After a few days in New York we boarded a bus from Penn station and took a 4-hour journey to Washington DC. I used to live there in the early 00s and i hadn’t been back since so i was slightly apprehensive-slash-excited to return to my ‘old haunts’. Back in 2002/3/4 life in DC had been a really fun for me: i had a great group of friends (shout out to Gyongyver, Liz, Julia, Karmen, Tess), i worked as an au pair for a great family and basically, lived a life of very little worry.

Moving to the USA had been a dream of mine since i was 15 or maybe even earlier and it crystalized at the age of 15… well, anyway – right before graduating from 9th grade at the age of 15 i had decided which high school i would go to, which university course i would attend and that after i’d finished building a responsible veil of fall-back options i would leave for the USA. That was just who i was – sensible and mature to the core.

That’s exactly what happened, in that order. I remember sitting at a bar in Times Square in 2002, freshly out of university and just off the boat so to speak, sipping my well deserved Cosmopolitan cocktail (what else? It was the era of SATC!) and a thought came to me. Now what? I had channeled all my energy into achieving my dream of just getting here and having realized it, i was left slightly emptier and, quite frankly, sad. I finished my cocktail, probably had another one and then spent the next 3 years just enjoying myself. I met awesome people and had some great times and some not so great times but i wouldn’t swap my experiences for anything.

Looking back it’s so plain to see that when we’re younger we can know so clearly what we want. We’ll defy all logic in order to dream freely and end up achieving our dreams. Adulthood brings with it this ever-praised ‘reason’ which basically is a huge piss on one’s parade in most cases. Was it logical for a girl from a small soviet country to dream of going to America? Was it reasonable for her to even consider the possibility to live her life in English and have adventures away from the remnants of the decades-long restrictive commie regime? Of course not. But i did it anyway.

Most limitations we feel about our ability we created ourselves. It’s interesting for me now as a psychotherapist to challenge some old worn-out beliefs of my clients. Almost always they don’t even realize where these limitations came from but they carried on believing them regardless. It could’ve been a parent or an older sibling, an aunt or an uncle who said something to them once and they internalized it, made it their own and it became part of their life story. Challenging rigid limiting beliefs is the only way to change the outcome of our life. Going back to our childhood dreams and ideas can be very helpful to establish who we are and what we really like, not what we ‘should’ like or what we’re coached to like. Our history really does shape (or distort) or reality today.
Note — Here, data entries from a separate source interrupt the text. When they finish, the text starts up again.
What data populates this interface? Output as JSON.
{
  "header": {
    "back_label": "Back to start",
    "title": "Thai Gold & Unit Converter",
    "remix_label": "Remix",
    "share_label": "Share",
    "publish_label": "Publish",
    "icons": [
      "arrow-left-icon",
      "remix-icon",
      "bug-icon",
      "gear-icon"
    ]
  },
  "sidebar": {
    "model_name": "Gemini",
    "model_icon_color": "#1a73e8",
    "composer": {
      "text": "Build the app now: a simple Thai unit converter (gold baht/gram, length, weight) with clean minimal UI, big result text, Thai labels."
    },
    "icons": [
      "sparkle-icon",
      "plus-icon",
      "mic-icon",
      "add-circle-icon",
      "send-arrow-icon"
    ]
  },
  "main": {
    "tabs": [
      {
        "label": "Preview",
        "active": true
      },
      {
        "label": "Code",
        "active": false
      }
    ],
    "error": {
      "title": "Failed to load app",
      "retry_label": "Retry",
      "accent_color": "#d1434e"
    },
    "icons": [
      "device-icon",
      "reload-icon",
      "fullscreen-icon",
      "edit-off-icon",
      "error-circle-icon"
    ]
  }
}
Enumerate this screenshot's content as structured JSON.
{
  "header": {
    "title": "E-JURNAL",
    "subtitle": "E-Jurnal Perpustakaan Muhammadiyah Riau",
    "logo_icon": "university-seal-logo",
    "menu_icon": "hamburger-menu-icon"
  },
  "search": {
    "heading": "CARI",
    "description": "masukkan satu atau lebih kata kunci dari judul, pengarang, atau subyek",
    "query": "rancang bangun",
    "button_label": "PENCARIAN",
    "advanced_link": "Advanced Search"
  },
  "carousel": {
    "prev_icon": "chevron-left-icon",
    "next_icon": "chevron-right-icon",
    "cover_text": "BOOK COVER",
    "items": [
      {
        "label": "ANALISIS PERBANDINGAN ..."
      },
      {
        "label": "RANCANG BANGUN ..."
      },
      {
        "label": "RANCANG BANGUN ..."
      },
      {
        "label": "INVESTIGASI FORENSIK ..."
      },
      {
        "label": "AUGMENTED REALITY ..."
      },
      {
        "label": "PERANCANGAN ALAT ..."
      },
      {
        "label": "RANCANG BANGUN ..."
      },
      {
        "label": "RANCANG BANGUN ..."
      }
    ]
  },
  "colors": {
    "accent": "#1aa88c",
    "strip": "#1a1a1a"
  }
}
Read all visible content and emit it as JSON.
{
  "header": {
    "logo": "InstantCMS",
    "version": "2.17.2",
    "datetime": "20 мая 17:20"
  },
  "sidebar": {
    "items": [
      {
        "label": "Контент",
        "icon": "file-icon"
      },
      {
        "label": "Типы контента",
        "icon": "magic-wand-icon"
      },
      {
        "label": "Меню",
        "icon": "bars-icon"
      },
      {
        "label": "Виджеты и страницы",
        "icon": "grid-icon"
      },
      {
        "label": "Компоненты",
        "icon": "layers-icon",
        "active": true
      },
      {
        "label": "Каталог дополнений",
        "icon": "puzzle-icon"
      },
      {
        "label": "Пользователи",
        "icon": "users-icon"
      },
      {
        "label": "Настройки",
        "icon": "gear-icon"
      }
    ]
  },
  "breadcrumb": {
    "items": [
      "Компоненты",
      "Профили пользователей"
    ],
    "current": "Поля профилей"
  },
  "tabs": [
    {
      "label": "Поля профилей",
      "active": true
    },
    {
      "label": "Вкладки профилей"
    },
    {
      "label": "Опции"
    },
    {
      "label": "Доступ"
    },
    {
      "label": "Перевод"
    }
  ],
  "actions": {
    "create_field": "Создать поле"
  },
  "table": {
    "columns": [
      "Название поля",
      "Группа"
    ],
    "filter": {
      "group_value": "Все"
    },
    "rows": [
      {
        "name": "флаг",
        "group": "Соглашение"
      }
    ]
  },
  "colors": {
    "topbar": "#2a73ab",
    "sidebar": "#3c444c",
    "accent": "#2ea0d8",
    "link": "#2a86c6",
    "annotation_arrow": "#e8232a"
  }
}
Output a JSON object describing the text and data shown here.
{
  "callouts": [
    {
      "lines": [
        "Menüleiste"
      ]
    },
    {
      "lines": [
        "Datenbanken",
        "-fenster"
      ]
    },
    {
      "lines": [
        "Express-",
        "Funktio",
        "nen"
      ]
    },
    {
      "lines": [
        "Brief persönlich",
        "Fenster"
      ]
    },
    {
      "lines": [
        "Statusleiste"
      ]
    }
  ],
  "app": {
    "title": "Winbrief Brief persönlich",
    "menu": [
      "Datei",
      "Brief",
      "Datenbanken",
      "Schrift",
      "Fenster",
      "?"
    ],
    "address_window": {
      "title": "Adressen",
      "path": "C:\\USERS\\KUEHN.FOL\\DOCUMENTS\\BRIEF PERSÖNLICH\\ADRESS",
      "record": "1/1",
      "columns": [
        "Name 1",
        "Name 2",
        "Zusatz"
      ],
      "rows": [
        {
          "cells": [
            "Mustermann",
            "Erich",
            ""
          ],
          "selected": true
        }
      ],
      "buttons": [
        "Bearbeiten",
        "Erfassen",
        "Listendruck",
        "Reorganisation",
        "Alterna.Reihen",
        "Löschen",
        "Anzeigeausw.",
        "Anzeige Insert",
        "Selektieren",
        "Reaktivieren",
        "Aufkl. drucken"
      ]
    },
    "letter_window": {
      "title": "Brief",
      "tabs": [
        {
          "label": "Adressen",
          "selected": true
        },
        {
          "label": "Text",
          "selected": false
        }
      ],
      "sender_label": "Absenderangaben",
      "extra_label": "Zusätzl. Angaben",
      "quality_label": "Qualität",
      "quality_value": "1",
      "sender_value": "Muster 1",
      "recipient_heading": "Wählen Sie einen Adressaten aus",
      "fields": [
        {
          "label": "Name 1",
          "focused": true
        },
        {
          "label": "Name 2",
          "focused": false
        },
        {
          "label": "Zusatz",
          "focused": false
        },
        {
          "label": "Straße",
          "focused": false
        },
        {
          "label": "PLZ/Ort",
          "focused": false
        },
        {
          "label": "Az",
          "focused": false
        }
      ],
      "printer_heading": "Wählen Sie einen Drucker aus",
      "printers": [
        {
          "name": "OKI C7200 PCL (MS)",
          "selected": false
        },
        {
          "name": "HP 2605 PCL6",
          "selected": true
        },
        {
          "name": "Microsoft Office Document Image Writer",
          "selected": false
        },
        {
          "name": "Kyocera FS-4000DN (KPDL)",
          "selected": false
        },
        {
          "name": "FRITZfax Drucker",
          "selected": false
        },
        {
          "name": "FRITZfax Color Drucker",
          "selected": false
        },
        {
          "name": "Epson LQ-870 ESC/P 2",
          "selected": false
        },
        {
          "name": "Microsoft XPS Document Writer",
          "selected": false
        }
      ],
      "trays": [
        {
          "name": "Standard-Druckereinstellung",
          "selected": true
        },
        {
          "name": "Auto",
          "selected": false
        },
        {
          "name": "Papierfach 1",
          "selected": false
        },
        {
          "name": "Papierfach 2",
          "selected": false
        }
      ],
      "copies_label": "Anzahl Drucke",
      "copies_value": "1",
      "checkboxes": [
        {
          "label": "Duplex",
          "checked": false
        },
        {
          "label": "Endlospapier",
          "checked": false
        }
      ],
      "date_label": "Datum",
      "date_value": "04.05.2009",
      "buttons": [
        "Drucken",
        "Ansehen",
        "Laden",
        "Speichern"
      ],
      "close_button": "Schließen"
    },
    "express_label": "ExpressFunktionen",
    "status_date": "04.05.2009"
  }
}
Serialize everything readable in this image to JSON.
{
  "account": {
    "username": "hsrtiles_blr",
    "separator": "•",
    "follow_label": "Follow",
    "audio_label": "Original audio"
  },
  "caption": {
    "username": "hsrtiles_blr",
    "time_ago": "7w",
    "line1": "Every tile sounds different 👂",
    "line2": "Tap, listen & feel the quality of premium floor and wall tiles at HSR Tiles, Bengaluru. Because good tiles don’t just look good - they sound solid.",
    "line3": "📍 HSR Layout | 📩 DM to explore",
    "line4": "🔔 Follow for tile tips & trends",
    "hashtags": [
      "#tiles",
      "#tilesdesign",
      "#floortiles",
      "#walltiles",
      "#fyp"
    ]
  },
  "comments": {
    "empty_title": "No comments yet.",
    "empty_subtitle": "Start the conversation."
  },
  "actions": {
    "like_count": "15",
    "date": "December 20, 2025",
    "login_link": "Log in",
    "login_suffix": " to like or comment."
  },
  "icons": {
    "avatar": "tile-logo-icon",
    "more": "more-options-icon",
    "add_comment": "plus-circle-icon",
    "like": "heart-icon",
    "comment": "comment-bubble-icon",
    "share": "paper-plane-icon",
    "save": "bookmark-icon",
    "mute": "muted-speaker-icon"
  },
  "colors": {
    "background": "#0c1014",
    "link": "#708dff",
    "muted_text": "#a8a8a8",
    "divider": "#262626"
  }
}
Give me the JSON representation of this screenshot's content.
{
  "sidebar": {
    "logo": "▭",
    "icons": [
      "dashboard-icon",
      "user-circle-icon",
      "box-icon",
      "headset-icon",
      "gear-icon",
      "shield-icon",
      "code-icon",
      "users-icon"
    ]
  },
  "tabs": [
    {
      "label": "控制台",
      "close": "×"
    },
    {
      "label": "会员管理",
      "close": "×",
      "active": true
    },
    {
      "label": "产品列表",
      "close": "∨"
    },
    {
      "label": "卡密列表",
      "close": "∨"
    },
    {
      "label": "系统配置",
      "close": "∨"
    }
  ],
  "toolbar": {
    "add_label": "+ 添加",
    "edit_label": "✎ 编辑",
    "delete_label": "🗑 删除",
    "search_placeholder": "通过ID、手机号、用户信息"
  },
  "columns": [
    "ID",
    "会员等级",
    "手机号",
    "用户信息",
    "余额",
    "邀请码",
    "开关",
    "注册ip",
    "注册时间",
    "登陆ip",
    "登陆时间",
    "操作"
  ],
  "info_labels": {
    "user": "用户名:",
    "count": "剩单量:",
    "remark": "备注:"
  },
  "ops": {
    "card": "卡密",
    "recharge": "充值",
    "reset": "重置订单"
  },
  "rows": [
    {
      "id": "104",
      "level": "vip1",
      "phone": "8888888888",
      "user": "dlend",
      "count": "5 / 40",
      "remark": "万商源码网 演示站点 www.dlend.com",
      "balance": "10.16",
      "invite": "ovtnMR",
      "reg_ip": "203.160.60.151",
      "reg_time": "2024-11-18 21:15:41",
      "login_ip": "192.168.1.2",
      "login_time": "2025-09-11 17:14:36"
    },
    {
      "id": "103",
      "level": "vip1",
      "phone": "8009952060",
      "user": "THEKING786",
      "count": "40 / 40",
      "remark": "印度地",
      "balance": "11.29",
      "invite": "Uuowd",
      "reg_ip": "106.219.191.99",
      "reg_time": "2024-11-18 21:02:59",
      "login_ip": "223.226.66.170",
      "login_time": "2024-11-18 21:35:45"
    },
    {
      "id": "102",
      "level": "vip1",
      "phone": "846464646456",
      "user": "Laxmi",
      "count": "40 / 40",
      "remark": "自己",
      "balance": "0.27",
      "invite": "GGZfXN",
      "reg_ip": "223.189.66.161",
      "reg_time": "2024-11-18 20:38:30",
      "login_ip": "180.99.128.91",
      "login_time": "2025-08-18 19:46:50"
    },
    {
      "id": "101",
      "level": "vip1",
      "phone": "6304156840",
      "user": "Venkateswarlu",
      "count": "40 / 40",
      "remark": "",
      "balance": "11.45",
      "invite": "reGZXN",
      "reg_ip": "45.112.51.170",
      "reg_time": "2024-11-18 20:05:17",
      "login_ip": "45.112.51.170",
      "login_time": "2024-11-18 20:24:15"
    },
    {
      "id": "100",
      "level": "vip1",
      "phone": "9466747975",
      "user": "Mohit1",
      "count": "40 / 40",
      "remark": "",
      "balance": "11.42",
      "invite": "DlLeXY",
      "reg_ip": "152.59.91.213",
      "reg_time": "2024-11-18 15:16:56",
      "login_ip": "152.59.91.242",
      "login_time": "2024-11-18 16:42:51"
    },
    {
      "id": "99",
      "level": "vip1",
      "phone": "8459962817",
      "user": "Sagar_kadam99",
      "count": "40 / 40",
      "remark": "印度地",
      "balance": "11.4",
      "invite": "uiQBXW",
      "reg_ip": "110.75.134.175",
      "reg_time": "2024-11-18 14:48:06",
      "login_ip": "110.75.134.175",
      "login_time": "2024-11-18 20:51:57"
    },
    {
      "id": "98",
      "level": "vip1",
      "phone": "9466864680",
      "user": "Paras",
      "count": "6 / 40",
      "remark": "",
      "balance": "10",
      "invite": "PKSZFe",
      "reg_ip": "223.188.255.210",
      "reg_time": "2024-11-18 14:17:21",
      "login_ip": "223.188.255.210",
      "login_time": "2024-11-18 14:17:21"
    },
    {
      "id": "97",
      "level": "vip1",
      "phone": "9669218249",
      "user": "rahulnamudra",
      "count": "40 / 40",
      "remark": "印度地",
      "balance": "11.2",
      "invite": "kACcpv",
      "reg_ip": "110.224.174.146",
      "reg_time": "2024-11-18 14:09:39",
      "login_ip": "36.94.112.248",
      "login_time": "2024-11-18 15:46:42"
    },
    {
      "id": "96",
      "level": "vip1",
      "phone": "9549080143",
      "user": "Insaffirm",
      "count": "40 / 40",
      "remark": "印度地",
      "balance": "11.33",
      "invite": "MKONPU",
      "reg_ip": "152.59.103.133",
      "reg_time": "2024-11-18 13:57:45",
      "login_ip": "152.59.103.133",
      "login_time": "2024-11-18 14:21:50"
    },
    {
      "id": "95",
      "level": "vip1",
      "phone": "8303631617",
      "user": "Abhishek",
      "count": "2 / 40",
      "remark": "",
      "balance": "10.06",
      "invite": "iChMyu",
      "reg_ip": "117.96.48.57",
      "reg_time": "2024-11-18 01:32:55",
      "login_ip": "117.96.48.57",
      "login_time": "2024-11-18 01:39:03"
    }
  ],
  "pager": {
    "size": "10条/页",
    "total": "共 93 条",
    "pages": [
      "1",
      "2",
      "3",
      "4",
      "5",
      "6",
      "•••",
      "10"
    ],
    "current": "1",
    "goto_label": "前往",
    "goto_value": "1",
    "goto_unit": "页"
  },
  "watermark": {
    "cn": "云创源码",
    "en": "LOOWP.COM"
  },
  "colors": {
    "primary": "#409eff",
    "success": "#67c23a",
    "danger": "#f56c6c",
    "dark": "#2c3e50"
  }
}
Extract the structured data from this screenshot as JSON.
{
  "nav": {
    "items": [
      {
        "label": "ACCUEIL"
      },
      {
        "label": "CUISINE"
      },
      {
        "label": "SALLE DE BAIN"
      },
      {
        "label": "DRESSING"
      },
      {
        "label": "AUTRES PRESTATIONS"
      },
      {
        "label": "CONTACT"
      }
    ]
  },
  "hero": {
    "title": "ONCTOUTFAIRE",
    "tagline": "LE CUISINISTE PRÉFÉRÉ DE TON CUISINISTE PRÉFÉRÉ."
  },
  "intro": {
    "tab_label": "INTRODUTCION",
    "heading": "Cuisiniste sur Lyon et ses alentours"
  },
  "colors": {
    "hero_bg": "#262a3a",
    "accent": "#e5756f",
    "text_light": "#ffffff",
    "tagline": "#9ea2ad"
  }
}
I am grateful to the young me to have stuck with her dream. I say thank you to her – you changed my life. I changed my life.